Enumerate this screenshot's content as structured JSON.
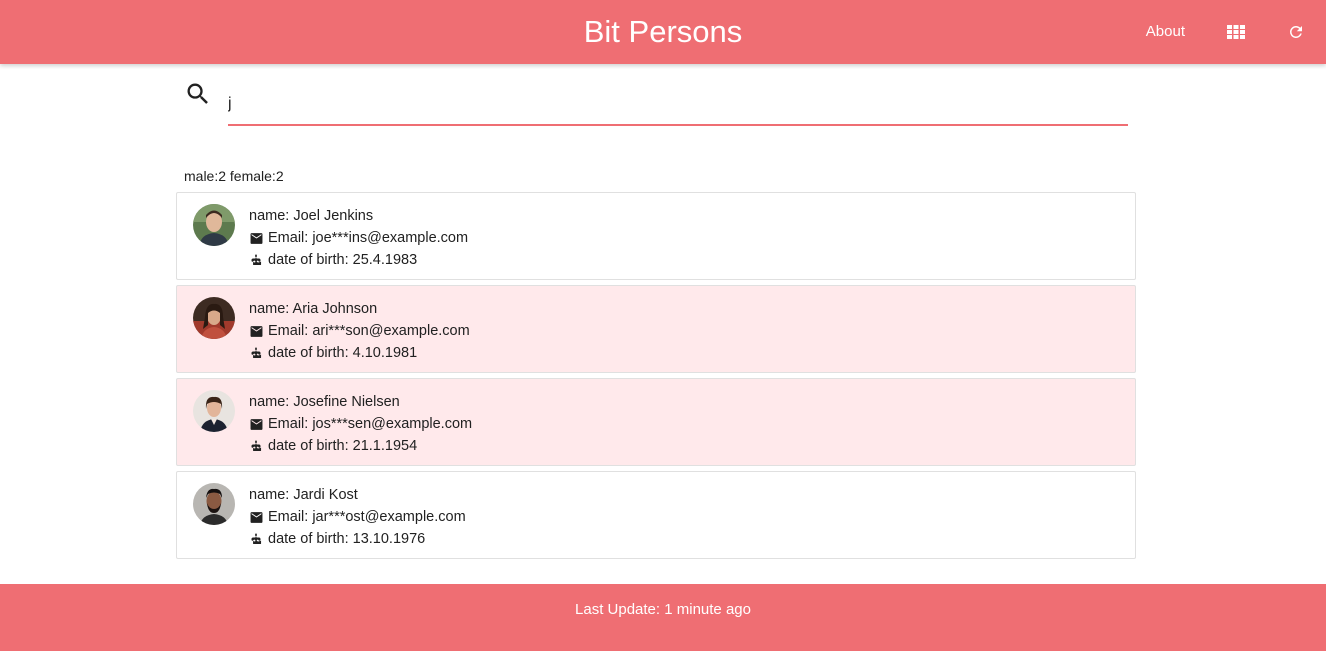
{
  "header": {
    "title": "Bit Persons",
    "about_label": "About",
    "grid_icon": "grid-view-icon",
    "refresh_icon": "refresh-icon"
  },
  "search": {
    "value": "j",
    "icon": "search-icon"
  },
  "stats": {
    "text": "male:2 female:2"
  },
  "persons": [
    {
      "name": "name: Joel Jenkins",
      "email": "Email: joe***ins@example.com",
      "dob": "date of birth: 25.4.1983",
      "gender": "male"
    },
    {
      "name": "name: Aria Johnson",
      "email": "Email: ari***son@example.com",
      "dob": "date of birth: 4.10.1981",
      "gender": "female"
    },
    {
      "name": "name: Josefine Nielsen",
      "email": "Email: jos***sen@example.com",
      "dob": "date of birth: 21.1.1954",
      "gender": "female"
    },
    {
      "name": "name: Jardi Kost",
      "email": "Email: jar***ost@example.com",
      "dob": "date of birth: 13.10.1976",
      "gender": "male"
    }
  ],
  "footer": {
    "text": "Last Update: 1 minute ago"
  },
  "colors": {
    "primary": "#ef6e73",
    "female_card": "#ffe9eb"
  }
}
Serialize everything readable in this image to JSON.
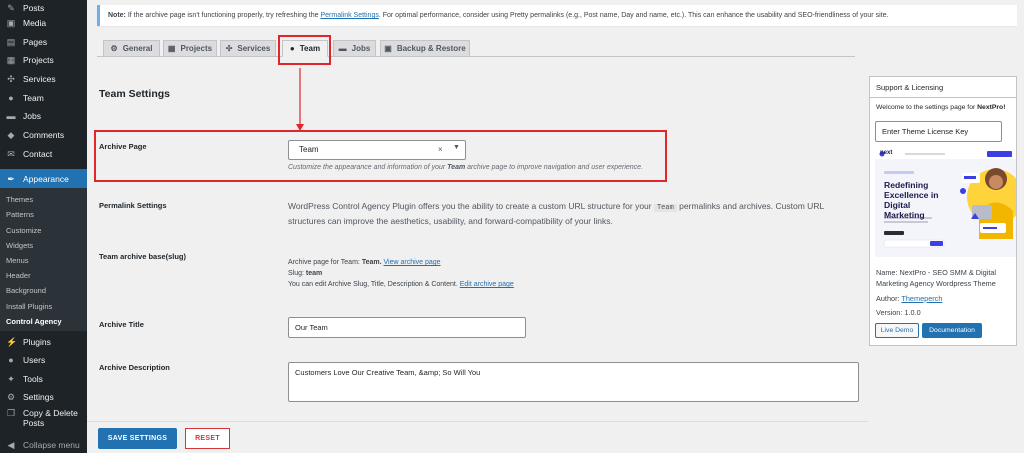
{
  "sidebar": {
    "items": [
      {
        "label": "Posts",
        "icon": "pin-icon"
      },
      {
        "label": "Media",
        "icon": "media-icon"
      },
      {
        "label": "Pages",
        "icon": "pages-icon"
      },
      {
        "label": "Projects",
        "icon": "projects-icon"
      },
      {
        "label": "Services",
        "icon": "services-icon"
      },
      {
        "label": "Team",
        "icon": "team-icon"
      },
      {
        "label": "Jobs",
        "icon": "jobs-icon"
      },
      {
        "label": "Comments",
        "icon": "comments-icon"
      },
      {
        "label": "Contact",
        "icon": "contact-icon"
      },
      {
        "label": "Appearance",
        "icon": "appearance-icon"
      }
    ],
    "submenu": [
      "Themes",
      "Patterns",
      "Customize",
      "Widgets",
      "Menus",
      "Header",
      "Background",
      "Install Plugins",
      "Control Agency"
    ],
    "bottom_items": [
      {
        "label": "Plugins",
        "icon": "plugins-icon"
      },
      {
        "label": "Users",
        "icon": "users-icon"
      },
      {
        "label": "Tools",
        "icon": "tools-icon"
      },
      {
        "label": "Settings",
        "icon": "settings-icon"
      },
      {
        "label": "Copy & Delete",
        "label2": "Posts",
        "icon": "copy-icon"
      },
      {
        "label": "Collapse menu",
        "icon": "collapse-icon"
      }
    ]
  },
  "notice": {
    "prefix": "Note:",
    "text_before": " If the archive page isn't functioning properly, try refreshing the ",
    "link": "Permalink Settings",
    "text_after": ". For optimal performance, consider using Pretty permalinks (e.g., Post name, Day and name, etc.). This can enhance the usability and SEO-friendliness of your site."
  },
  "tabs": [
    {
      "label": "General",
      "icon": "gear-icon"
    },
    {
      "label": "Projects",
      "icon": "projects-icon"
    },
    {
      "label": "Services",
      "icon": "services-icon"
    },
    {
      "label": "Team",
      "icon": "team-icon"
    },
    {
      "label": "Jobs",
      "icon": "jobs-icon"
    },
    {
      "label": "Backup & Restore",
      "icon": "backup-icon"
    }
  ],
  "active_tab": "Team",
  "settings": {
    "title": "Team Settings",
    "archive_page": {
      "label": "Archive Page",
      "value": "Team",
      "clear": "×",
      "desc_before": "Customize the appearance and information of your ",
      "desc_bold": "Team",
      "desc_after": " archive page to improve navigation and user experience."
    },
    "permalink": {
      "label": "Permalink Settings",
      "text_before": "WordPress Control Agency Plugin offers you the ability to create a custom URL structure for your ",
      "code": "Team",
      "text_after": " permalinks and archives. Custom URL structures can improve the aesthetics, usability, and forward-compatibility of your links."
    },
    "slug": {
      "label": "Team archive base(slug)",
      "line1_before": "Archive page for Team: ",
      "line1_bold": "Team.",
      "line1_link": "View archive page",
      "line2_before": "Slug: ",
      "line2_bold": "team",
      "line3_before": "You can edit Archive Slug, Title, Description & Content. ",
      "line3_link": "Edit archive page"
    },
    "archive_title": {
      "label": "Archive Title",
      "value": "Our Team"
    },
    "archive_description": {
      "label": "Archive Description",
      "value": "Customers Love Our Creative Team, &amp; So Will You"
    }
  },
  "buttons": {
    "save": "SAVE SETTINGS",
    "reset": "RESET"
  },
  "support": {
    "title": "Support & Licensing",
    "welcome_before": "Welcome to the settings page for ",
    "welcome_bold": "NextPro!",
    "license_placeholder": "Enter Theme License Key",
    "thumb": {
      "logo": "next",
      "headline": [
        "Redefining",
        "Excellence in",
        "Digital",
        "Marketing"
      ]
    },
    "name": "Name: NextPro - SEO SMM & Digital Marketing Agency Wordpress Theme",
    "author_label": "Author: ",
    "author_link": "Themeperch",
    "version": "Version: 1.0.0",
    "live_demo": "Live Demo",
    "documentation": "Documentation"
  },
  "colors": {
    "accent": "#2271b1",
    "highlight": "#e0252b",
    "sidebar": "#1d2327"
  }
}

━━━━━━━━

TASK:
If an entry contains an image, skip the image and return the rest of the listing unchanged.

EXERCISE RESPONSE:
Enumerate this screenshot's content as structured JSON.
{
  "header": {
    "title": "Bit Persons",
    "about_label": "About",
    "grid_icon": "grid-view-icon",
    "refresh_icon": "refresh-icon"
  },
  "search": {
    "value": "j",
    "icon": "search-icon"
  },
  "stats": {
    "text": "male:2 female:2"
  },
  "persons": [
    {
      "name": "name: Joel Jenkins",
      "email": "Email: joe***ins@example.com",
      "dob": "date of birth: 25.4.1983",
      "gender": "male"
    },
    {
      "name": "name: Aria Johnson",
      "email": "Email: ari***son@example.com",
      "dob": "date of birth: 4.10.1981",
      "gender": "female"
    },
    {
      "name": "name: Josefine Nielsen",
      "email": "Email: jos***sen@example.com",
      "dob": "date of birth: 21.1.1954",
      "gender": "female"
    },
    {
      "name": "name: Jardi Kost",
      "email": "Email: jar***ost@example.com",
      "dob": "date of birth: 13.10.1976",
      "gender": "male"
    }
  ],
  "footer": {
    "text": "Last Update: 1 minute ago"
  },
  "colors": {
    "primary": "#ef6e73",
    "female_card": "#ffe9eb"
  }
}
Serialize everything readable in this image to JSON.
{
  "sidebar": {
    "items": [
      {
        "label": "Posts",
        "icon": "pin-icon"
      },
      {
        "label": "Media",
        "icon": "media-icon"
      },
      {
        "label": "Pages",
        "icon": "pages-icon"
      },
      {
        "label": "Projects",
        "icon": "projects-icon"
      },
      {
        "label": "Services",
        "icon": "services-icon"
      },
      {
        "label": "Team",
        "icon": "team-icon"
      },
      {
        "label": "Jobs",
        "icon": "jobs-icon"
      },
      {
        "label": "Comments",
        "icon": "comments-icon"
      },
      {
        "label": "Contact",
        "icon": "contact-icon"
      },
      {
        "label": "Appearance",
        "icon": "appearance-icon"
      }
    ],
    "submenu": [
      "Themes",
      "Patterns",
      "Customize",
      "Widgets",
      "Menus",
      "Header",
      "Background",
      "Install Plugins",
      "Control Agency"
    ],
    "bottom_items": [
      {
        "label": "Plugins",
        "icon": "plugins-icon"
      },
      {
        "label": "Users",
        "icon": "users-icon"
      },
      {
        "label": "Tools",
        "icon": "tools-icon"
      },
      {
        "label": "Settings",
        "icon": "settings-icon"
      },
      {
        "label": "Copy & Delete",
        "label2": "Posts",
        "icon": "copy-icon"
      },
      {
        "label": "Collapse menu",
        "icon": "collapse-icon"
      }
    ]
  },
  "notice": {
    "prefix": "Note:",
    "text_before": " If the archive page isn't functioning properly, try refreshing the ",
    "link": "Permalink Settings",
    "text_after": ". For optimal performance, consider using Pretty permalinks (e.g., Post name, Day and name, etc.). This can enhance the usability and SEO-friendliness of your site."
  },
  "tabs": [
    {
      "label": "General",
      "icon": "gear-icon"
    },
    {
      "label": "Projects",
      "icon": "projects-icon"
    },
    {
      "label": "Services",
      "icon": "services-icon"
    },
    {
      "label": "Team",
      "icon": "team-icon"
    },
    {
      "label": "Jobs",
      "icon": "jobs-icon"
    },
    {
      "label": "Backup & Restore",
      "icon": "backup-icon"
    }
  ],
  "active_tab": "Team",
  "settings": {
    "title": "Team Settings",
    "archive_page": {
      "label": "Archive Page",
      "value": "Team",
      "clear": "×",
      "desc_before": "Customize the appearance and information of your ",
      "desc_bold": "Team",
      "desc_after": " archive page to improve navigation and user experience."
    },
    "permalink": {
      "label": "Permalink Settings",
      "text_before": "WordPress Control Agency Plugin offers you the ability to create a custom URL structure for your ",
      "code": "Team",
      "text_after": " permalinks and archives. Custom URL structures can improve the aesthetics, usability, and forward-compatibility of your links."
    },
    "slug": {
      "label": "Team archive base(slug)",
      "line1_before": "Archive page for Team: ",
      "line1_bold": "Team.",
      "line1_link": "View archive page",
      "line2_before": "Slug: ",
      "line2_bold": "team",
      "line3_before": "You can edit Archive Slug, Title, Description & Content. ",
      "line3_link": "Edit archive page"
    },
    "archive_title": {
      "label": "Archive Title",
      "value": "Our Team"
    },
    "archive_description": {
      "label": "Archive Description",
      "value": "Customers Love Our Creative Team, &amp; So Will You"
    }
  },
  "buttons": {
    "save": "SAVE SETTINGS",
    "reset": "RESET"
  },
  "support": {
    "title": "Support & Licensing",
    "welcome_before": "Welcome to the settings page for ",
    "welcome_bold": "NextPro!",
    "license_placeholder": "Enter Theme License Key",
    "thumb": {
      "logo": "next",
      "headline": [
        "Redefining",
        "Excellence in",
        "Digital",
        "Marketing"
      ]
    },
    "name": "Name: NextPro - SEO SMM & Digital Marketing Agency Wordpress Theme",
    "author_label": "Author: ",
    "author_link": "Themeperch",
    "version": "Version: 1.0.0",
    "live_demo": "Live Demo",
    "documentation": "Documentation"
  },
  "colors": {
    "accent": "#2271b1",
    "highlight": "#e0252b",
    "sidebar": "#1d2327"
  }
}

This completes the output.